To grapple with the question of what deep contextual models learn about language, probing experiments train classifiers to predict linguistic properties from neural representations. Probing has provided insight into the layers of deep models, but substantial debate has arisen around how probing experiments should be designed and interpreted. In this talk on ongoing work, I’ll present a framework casting probing as estimating the V-information between representations and linguistic properties. Conceptually, V-information probes measure how much usable information about a property is contained in a representation. Our framework provides clarity into the roles of the decisions made when designing probes, like the model family chosen for the probing classifier.
Under this framework, I’ll present conditional probes, a general method for controlling for unwanted effects in probing, enabling us to ask questions like “what has this representation encoded about a linguistic property other than what’s explainable by a baseline representation?” I’ll then show why this can matter: for example, in English probing experiments, I’ll use conditional probes to study what RoBERTa encodes about part-of-speech other than what’s explainable by non-contextual embeddings, finding that this information propagates much deeper into the model than earlier probing results suggest.

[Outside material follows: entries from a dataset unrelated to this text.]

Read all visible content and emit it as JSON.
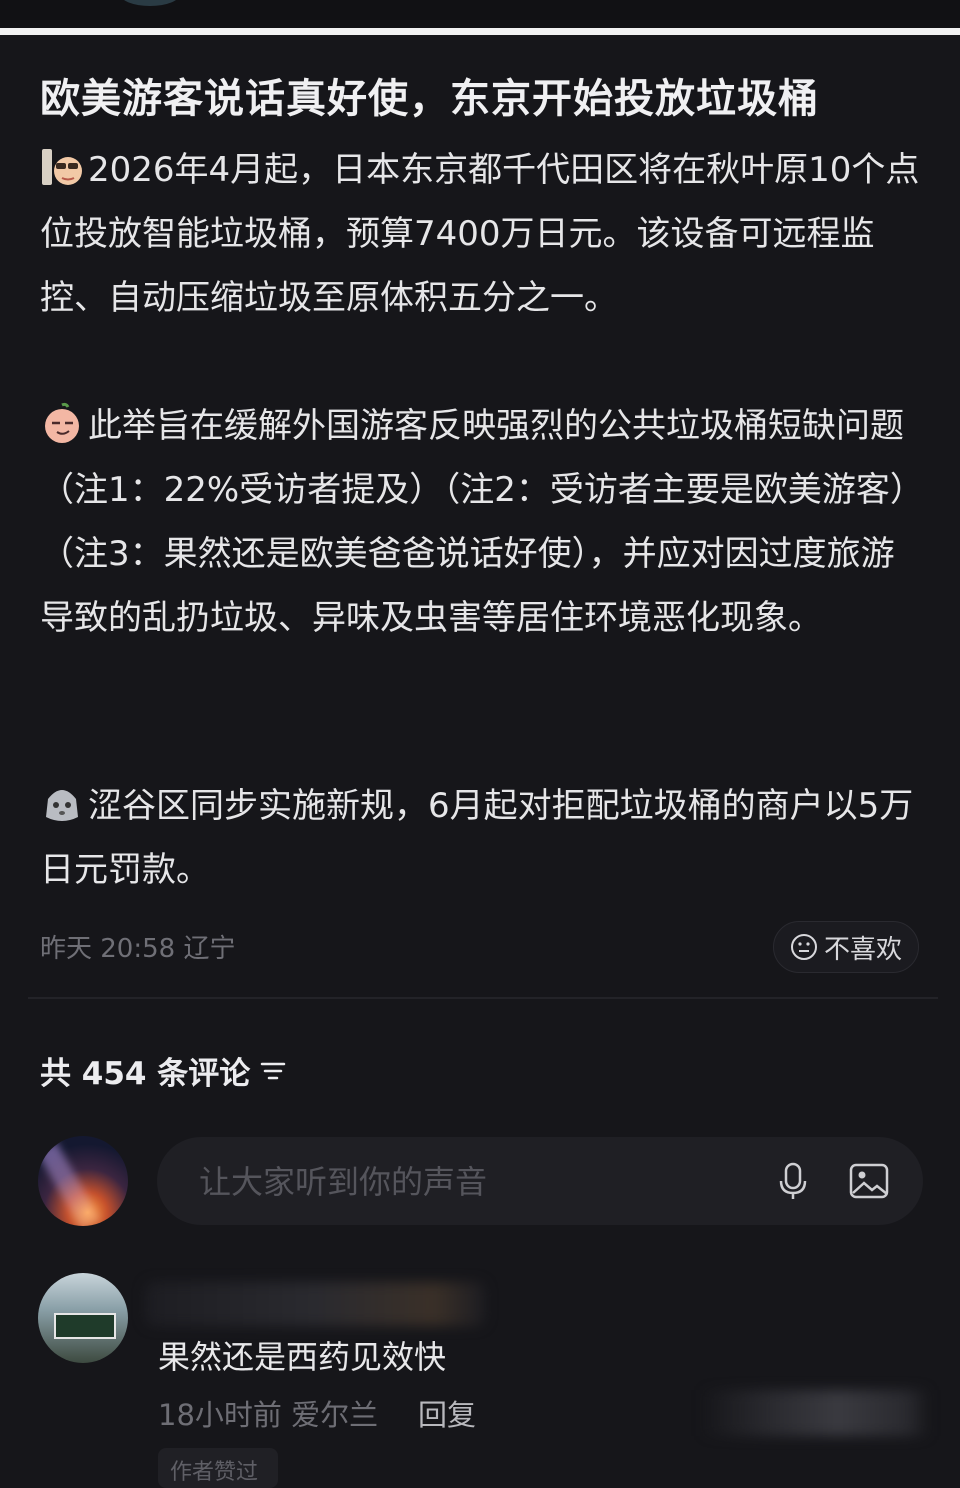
{
  "post": {
    "title": "欧美游客说话真好使，东京开始投放垃圾桶",
    "paragraphs": [
      {
        "emoji_icon": "reading-face-icon",
        "text": "2026年4月起，日本东京都千代田区将在秋叶原10个点位投放智能垃圾桶，预算7400万日元。该设备可远程监控、自动压缩垃圾至原体积五分之一。"
      },
      {
        "emoji_icon": "peach-smirk-face-icon",
        "text": "此举旨在缓解外国游客反映强烈的公共垃圾桶短缺问题（注1：22%受访者提及）（注2：受访者主要是欧美游客）（注3：果然还是欧美爸爸说话好使），并应对因过度旅游导致的乱扔垃圾、异味及虫害等居住环境恶化现象。"
      },
      {
        "emoji_icon": "gray-face-icon",
        "text": "涩谷区同步实施新规，6月起对拒配垃圾桶的商户以5万日元罚款。"
      }
    ],
    "meta": "昨天 20:58 辽宁",
    "dislike_label": "不喜欢"
  },
  "comments": {
    "count_label": "共 454 条评论",
    "input_placeholder": "让大家听到你的声音",
    "items": [
      {
        "text": "果然还是西药见效快",
        "meta": "18小时前 爱尔兰",
        "reply_label": "回复",
        "tag": "作者赞过"
      }
    ]
  },
  "colors": {
    "background": "#16161a",
    "text": "#e8e8ea",
    "muted": "#6f6f76"
  }
}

John is a 3rd year PhD student in computer science at Stanford University, advised by Chris Manning and Percy Liang. He works on understanding and improving how neural networks learn and process human languages.